The UK Government will only grant Scotland the legal power to hold an independence referendum if it rules out a second question on greater devolution, it has been confirmed.
Scottish Secretary Michael Moore said a single question ballot is "essential" if the UK Government is to give Scotland the legal power to hold the referendum.
The Scottish Government has said it is open to including a second question on further devolution, often called "devo plus" or "devo max", on the ballot paper.
Opponents view this as a fall-back option for the SNP to try to salvage something from the referendum if Scotland votes No to independence.
But Mr Moore rejected this option on Monday, insisting on a legally-binding assurance that Scotland will be asked a single question.
If no agreement is reached then the power to hold the referendum will not be devolved to the Scottish Parliament, he told the Commons Scottish Affairs Committee on Monday evening.
Holyrood and Westminster are currently negotiating the terms of the referendum.
Anything that is explicitly ruled out will be contained in the "section 30 order" — the legal instrument that will permit Holyrood to hold the referendum — while other non-binding issues will be contained in a separate "memorandum of understanding".
Conservative MP Simon Reevell asked whether a single question would be "a section 30 matter".
Mr Moore responded: "Yes. I think it is pretty essential that in transferring the power that we set out what that power is."
Committee convener Ian Davidson (Labour) asked what would happen if the parliaments could not agree on the section 30 proposals.
Mr Moore said: "Then the legislation is not devolved. This whole process has to be approved by both parliaments. Without that the law stays as it is at the moment."
He added: "The section 30 order would set out the terms by which the power would be devolved, over a single question and all of the other bits that we covered in the consultation.
"The section 30 order has to provide the legal framework for powers to be transferred which currently reside with this parliament.
"There are other aspects that do not require, necessary, the legal agreement between the two parliaments but are still politically important.
"So those are the issues that might be in the separate document outside of the section 30 order."
However, he confirmed that this separate "memorandum of understanding" would not have the same legal force as the section 30 order.
The Scottish Government insisted on Monday night that a second question on further devolution remains firmly on the table.
A spokesman for Deputy First Minister Nicola Sturgeon, who is now leading the Scottish Government`s referendum negotiations, said: "This is Scotland's referendum, and the arrangements for it should be made in Scotland, not dictated by Westminster.
"All of the relevant issues governing the referendum, including that of a second question, which has significant support among the public and civic society, must be determined in the interests of the Scottish people, not in the narrow interests of any political party.
"That is the spirit in which the Scottish Government is approaching the discussions that are currently under way with the UK government.
"We hope to make more progress in these discussions this week and we are optimistic of reaching agreement in the next few weeks."
Scottish Ministers have been pressuring Mr Moore to distance himself from comments Mr Davidson made during a controversial appearance on the BBC's Newsnight programme, where he insisted that the unionist parties would "of course" seek to attach conditions to the referendum.
Mr Moore told MPs on Monday night that "nobody envisages a blank cheque being handed over to the Scottish Government and the Scottish Parliament".
While he was firm on a single question, he said the possibility of extending the franchise to 16 and 17-year-olds was still up for debate.
He also confirmed that the timing of the referendum will be left to the Scottish Parliament.
Dundee MP Jim McGovern (Labour) said: "It would appear that almost everything is up for negotiation: the franchise, one question or two questions."
Mr Moore interrupted: "No. A lot of detail has not come forward yet from the Scottish Government about how they wish to deal with some of the central issues that are really important to us to make this a legal, fair and decisive referendum.
"But a single question is right at the heart of that.

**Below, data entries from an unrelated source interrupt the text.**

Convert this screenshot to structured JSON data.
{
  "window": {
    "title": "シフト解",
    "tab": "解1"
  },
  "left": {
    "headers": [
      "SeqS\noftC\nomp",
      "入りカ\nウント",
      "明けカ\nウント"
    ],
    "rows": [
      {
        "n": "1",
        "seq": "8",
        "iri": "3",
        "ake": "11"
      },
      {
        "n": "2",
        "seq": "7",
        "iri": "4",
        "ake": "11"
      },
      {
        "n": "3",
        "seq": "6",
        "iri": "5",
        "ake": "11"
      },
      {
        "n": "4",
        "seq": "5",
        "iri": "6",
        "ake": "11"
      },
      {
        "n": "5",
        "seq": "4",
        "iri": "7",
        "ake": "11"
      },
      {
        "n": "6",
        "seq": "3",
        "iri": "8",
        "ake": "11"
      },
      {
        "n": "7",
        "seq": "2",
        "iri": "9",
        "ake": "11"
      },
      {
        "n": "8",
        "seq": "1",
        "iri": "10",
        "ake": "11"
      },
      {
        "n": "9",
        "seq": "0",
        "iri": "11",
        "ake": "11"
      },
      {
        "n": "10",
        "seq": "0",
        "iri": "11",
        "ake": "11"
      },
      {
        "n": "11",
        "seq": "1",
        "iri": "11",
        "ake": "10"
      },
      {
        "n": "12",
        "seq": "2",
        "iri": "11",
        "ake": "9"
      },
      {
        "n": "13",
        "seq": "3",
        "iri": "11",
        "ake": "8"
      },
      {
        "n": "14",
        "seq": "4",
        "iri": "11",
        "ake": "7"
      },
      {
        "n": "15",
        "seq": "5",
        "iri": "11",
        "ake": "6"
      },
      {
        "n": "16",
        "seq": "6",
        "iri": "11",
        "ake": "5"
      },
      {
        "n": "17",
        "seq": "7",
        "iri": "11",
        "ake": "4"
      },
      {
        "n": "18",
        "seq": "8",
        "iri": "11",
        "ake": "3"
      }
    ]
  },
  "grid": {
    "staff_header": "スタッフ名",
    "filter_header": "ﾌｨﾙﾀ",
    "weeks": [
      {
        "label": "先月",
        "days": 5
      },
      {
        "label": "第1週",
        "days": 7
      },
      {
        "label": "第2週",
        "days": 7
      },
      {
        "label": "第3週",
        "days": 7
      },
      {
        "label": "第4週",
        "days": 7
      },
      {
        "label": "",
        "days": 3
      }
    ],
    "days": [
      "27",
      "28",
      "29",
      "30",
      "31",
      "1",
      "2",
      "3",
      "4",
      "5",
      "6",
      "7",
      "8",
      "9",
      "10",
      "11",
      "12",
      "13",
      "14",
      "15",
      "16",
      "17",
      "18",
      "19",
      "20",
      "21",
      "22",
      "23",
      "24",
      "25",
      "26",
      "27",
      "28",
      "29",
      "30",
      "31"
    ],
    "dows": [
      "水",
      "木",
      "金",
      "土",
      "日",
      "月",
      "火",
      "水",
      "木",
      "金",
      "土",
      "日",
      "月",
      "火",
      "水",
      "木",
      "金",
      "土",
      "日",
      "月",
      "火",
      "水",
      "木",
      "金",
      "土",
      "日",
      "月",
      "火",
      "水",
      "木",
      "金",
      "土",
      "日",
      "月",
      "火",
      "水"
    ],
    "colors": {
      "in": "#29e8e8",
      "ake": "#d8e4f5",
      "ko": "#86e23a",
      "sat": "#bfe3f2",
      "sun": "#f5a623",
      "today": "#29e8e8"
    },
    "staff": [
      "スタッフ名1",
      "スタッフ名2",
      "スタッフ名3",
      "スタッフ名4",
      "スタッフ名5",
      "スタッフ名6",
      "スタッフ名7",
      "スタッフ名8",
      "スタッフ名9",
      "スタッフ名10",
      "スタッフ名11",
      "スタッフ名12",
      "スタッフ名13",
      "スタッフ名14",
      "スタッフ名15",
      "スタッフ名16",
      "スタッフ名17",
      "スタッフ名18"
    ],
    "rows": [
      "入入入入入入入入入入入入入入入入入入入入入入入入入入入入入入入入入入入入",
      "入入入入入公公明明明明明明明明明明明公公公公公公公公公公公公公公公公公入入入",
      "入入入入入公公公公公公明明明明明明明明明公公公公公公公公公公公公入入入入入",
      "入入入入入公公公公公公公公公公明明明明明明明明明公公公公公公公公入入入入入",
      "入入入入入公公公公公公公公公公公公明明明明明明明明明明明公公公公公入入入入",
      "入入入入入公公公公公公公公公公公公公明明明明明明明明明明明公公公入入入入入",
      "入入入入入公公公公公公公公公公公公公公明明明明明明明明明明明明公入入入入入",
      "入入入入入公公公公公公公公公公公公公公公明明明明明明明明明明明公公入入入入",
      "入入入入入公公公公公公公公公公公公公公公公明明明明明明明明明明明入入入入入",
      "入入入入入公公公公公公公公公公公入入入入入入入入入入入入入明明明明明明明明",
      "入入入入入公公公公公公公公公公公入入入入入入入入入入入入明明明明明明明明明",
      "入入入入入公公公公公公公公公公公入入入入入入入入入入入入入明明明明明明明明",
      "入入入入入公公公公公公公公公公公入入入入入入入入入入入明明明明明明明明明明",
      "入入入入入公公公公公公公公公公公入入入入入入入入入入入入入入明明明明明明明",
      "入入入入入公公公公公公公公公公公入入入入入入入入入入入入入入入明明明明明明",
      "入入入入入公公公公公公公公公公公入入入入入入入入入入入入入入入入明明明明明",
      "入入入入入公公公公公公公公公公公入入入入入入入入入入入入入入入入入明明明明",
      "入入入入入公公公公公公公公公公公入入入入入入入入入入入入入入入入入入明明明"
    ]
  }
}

I hope I was clear on that."
Mr McGovern continued: "You were actually. We don't disagree on that, but one of the parts that we seem to have given up on almost from day one is an early referendum. We've never actually pushed that one.
"Although we have made noises and did some sabre rattling we seem to have given that up."
Mr Moore said: "Provided we can get this referendum sorted in a particular timescale, that we actually know there is an end point to this, then I think letting the Scottish Parliament determine it is a fair enough proposition."
The Scottish Government has proposed to hold the referendum in autumn 2014.
It remains to be seen whether the franchise will be prescribed in the section 30, or left open to the Scottish Parliament to decide.
Mr Moore said he hoped to have full terms of the section 30 order and the memorandum of understanding agreed before the Scottish Parliament autumn recess begins on October 22.
- Scottish Secretary urges First Minister to open up over independence
- Margo MacDonald calls on Alex Salmond to agree single referendum question
People who read this story also read
- Scottish independence is 'minority preference that 32% are in favour of'
- Tens of thousands of pounds of damage caused at car dealership
- Three-way split on Scottish independence in new poll
- Men due to appear in court after £10,000 of city centre vandalism
- Ferry routes continue to be disrupted by strong winds battering the north